(Stored data)
──────

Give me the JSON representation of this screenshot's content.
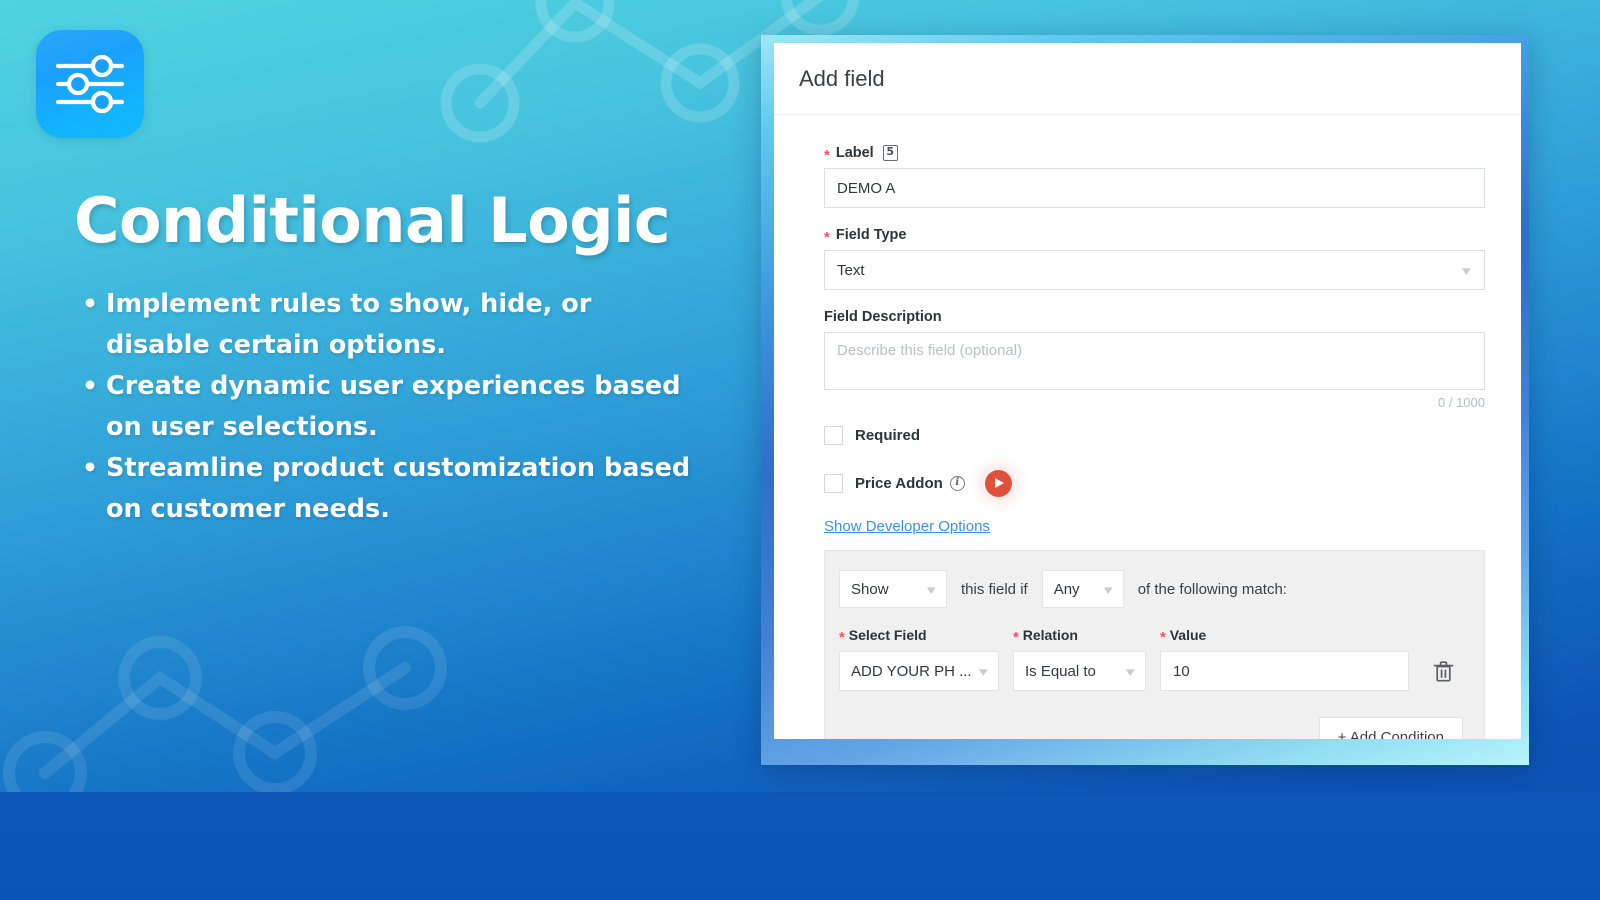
{
  "theme": {
    "bg_top": "#4fd3e0",
    "bg_bottom": "#0a51b2",
    "accent_red": "#f5515f",
    "link_blue": "#3a93e0",
    "play_red": "#e0503c"
  },
  "left": {
    "logo_icon": "sliders-icon",
    "headline": "Conditional Logic",
    "bullets": [
      "Implement rules to show, hide, or disable certain options.",
      "Create dynamic user experiences based on user selections.",
      "Streamline product customization based on customer needs."
    ]
  },
  "card": {
    "title": "Add field",
    "label_field": {
      "label": "Label",
      "required_marker": "*",
      "badge_icon": "html5-icon",
      "value": "DEMO A"
    },
    "field_type": {
      "label": "Field Type",
      "required_marker": "*",
      "value": "Text",
      "chevron": "chevron-down-icon"
    },
    "field_description": {
      "label": "Field Description",
      "placeholder": "Describe this field (optional)",
      "value": "",
      "counter": "0 / 1000"
    },
    "required_checkbox": {
      "label": "Required",
      "checked": false
    },
    "price_addon_checkbox": {
      "label": "Price Addon",
      "checked": false,
      "info_icon": "info-icon",
      "play_icon": "play-icon"
    },
    "developer_options_link": "Show Developer Options",
    "conditional": {
      "action": "Show",
      "mid_text": "this field if",
      "match_mode": "Any",
      "tail_text": "of the following match:",
      "columns": {
        "select_field": "Select Field",
        "relation": "Relation",
        "value": "Value",
        "required_marker": "*"
      },
      "rows": [
        {
          "select_field": "ADD YOUR PH ...",
          "relation": "Is Equal to",
          "value": "10",
          "delete_icon": "trash-icon"
        }
      ],
      "add_condition_label": "+ Add Condition"
    }
  }
}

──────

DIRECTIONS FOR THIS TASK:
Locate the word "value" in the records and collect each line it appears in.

ANSWER FOR THIS EXERCISE:
      "value": "DEMO A"
      "value": "Text",
      "value": "",
        "value": "Value",
          "value": "10",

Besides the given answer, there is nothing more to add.